The faculty-mentor component of the program also has proven valuable to non-traditional students, many of who are older adults with jobs and families. Having faculty-mentors puts these students in relationships with someone who is more of a peer, instead of someone who is only a few years removed from high school.
Another way in which HAWK Link helps students is by urging students to request mid-term grade checks. The university does not generally require instructors to produce mid-year grade reports, a practice that can have adverse consequences for some students. The HAWK Link program encourages students to work with a mentor or adviser to assess their mid-term performance and determine whether they will need tutoring or other assistance to improve performance prior to the issuing of final grades.

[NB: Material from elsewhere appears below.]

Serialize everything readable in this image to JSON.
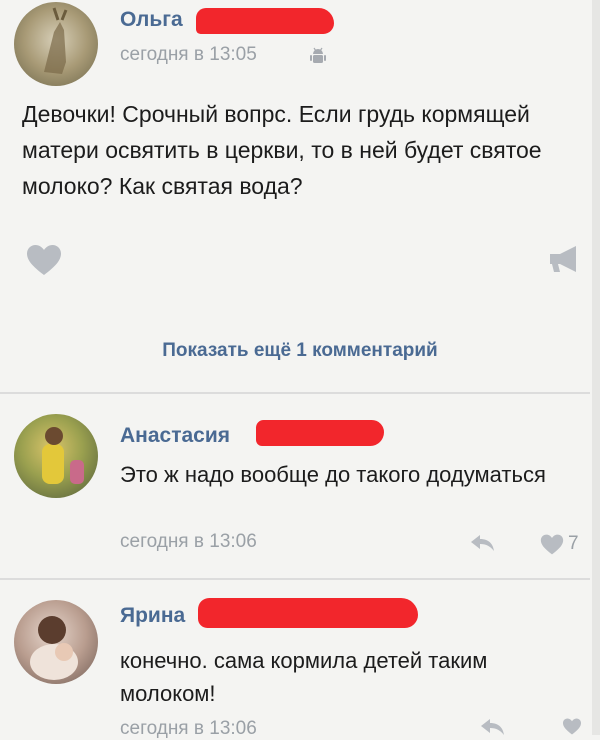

Evaluation surveys reveal that most of the HAWK Link students who decide not to return after the freshman year do so for reasons related to poor academic fit rather than financial difficulties or poor grade performance, Page says, which is a shift from the way things used to be.
“We do follow up with students over the summer,” he says, adding that several of the students contacted this past summer simply needed to be reminded of registration deadlines.
Although HAWK Link was created to boost the academic performance of students of color, its success is attracting a growing number of other students as well. Today, roughly eight percent of students participating in the program are not people of color, Clouch says. Many of these are first-generation college students.
“We do target minority students,” Lucas says, but because HAWK Link is an integral part of all recruitment, outreach and orientation activities, any student who might be in need of help knows the program is there to help.
“If a majority student is interested in the program, we take them,” Clouch says.
HAWK Link participants end the freshman year with a graduation ceremony. Eventually, Page hopes the program will be able to offer scholarships, but meanwhile, the graduation program is a way of encouraging students to continue their degree pursuits.
“For now we give them the ceremony as an incentive to help motivate them for the year ahead,” he says.
© Copyright 2005 by DiverseEducation.com